Skip Nav
Glow
Circus Animal Cookies Go Vegan With This Healthy Take
Healthy Eating Tips
7 of the Best Foods to Fight Inflammation
FitFinder
We've Found Your Next Workout

How To Still Do Cardio if You've Got Lower Body Injuries

How To Still Do Cardio if You've Got Lower Body Injuries

Having an injury on your lower body can be a big bummer (no pun intended). A bad knee or twisted ankle can put a real damper in your cardio plans.

Fortunately there are ways to go around it, so here are some ideas for still getting a workout without putting too much pressure on your lower body:

  • Swimming: Swimming is a great low impact activity and you can put a buoy in between your legs to make sure you use them to kick. It is also a good idea not to push off from the side of the pool with your legs at the start of each lap. Omitting the push-off will not only protect your knees, but you will have to swim more and therefore get a better workout. Plus, I've already laid out some great swimming programs for you.
  • Upper Body Ergometer: It's a piece of equipment that some gyms have that looks kind of like pedals for your hands (pictured on right). Try doing 30 minutes alternating pedaling forward and backward every few minutes.
  • Upper Body Strength Training: You can always do upper body training which is a great way to develop lean muscles.
  • Kayaking: If you're near a place to do it, kayaking (and canoing) are great upper body workouts that are easy on the lower body. Kirsten Dunst gets a good workout from kayaking and I don't think she has bad knees.
  • Rowing: This would be a great way to build up your lower body after an injury (or a good stepping stone to high impact activities). Almost every gym has a rowing machine and they're usually open, so try it out.
  • Elliptical: Once you get the OK from your doc, the elliptical is a relatively low impact form of exercise (compared to running) so it would be a good option for building back muscle strength.

Fit's Tip: Before starting any exercise plan with an injury, it is wise to check with your doctor first.

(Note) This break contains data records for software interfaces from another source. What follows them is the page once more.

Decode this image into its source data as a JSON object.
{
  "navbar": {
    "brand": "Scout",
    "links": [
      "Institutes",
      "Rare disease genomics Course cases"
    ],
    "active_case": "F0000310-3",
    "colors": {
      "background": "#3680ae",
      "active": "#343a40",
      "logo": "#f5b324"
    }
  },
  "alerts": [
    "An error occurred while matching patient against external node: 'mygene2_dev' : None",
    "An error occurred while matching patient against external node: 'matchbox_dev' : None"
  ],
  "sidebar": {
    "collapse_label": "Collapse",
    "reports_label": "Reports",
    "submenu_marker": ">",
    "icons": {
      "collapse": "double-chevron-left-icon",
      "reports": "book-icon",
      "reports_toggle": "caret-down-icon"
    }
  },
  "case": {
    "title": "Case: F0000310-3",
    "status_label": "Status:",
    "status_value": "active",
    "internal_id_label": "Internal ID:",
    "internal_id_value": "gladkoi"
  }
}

Source

Join The Conversation
AmazonChick AmazonChick 10 years
You rock FitSugar, I just strained my ankle running and I'm going nuts without regular jogging after work - but I'm going to the gym and hitting up the pool tonight and maybe the bike tomorrow. Thanks!
rubialala rubialala 10 years
i love the recumbant stationary bike, it doesn't hurt my knee at all.
Elizabeth1981 Elizabeth1981 10 years
I ruptured my ACL in March (surgery finally planned for July), and my physical therapist got me into pilates for strength since it's so easy to modify, along with stationary bike for cardio. After my surgery, I should be back on the elliptical as well. Rowing hadn't occured to me... but it makes perfect sense. I plan to give it a try!
mollipop mollipop 10 years
I injured both knees in a car accident, and my physical therapist had me ride a stationary bike which really fulfilled my cardio needs and helped me get my strength back.
JustSomeChick JustSomeChick 10 years
I get terrible pain in my knees. Already had one operated on and the other will be worked on come fall. I have an elliptical and it's virtually pain-free for me!
Benefits of Rowing Machine
Tips For Teaching Your Kid to Swim
Cute Bathing Suits For Swimming
Best Cardio Bodyweight Exercises
From Our Partners
Latest Fitness
All the Latest From Ryan Reynolds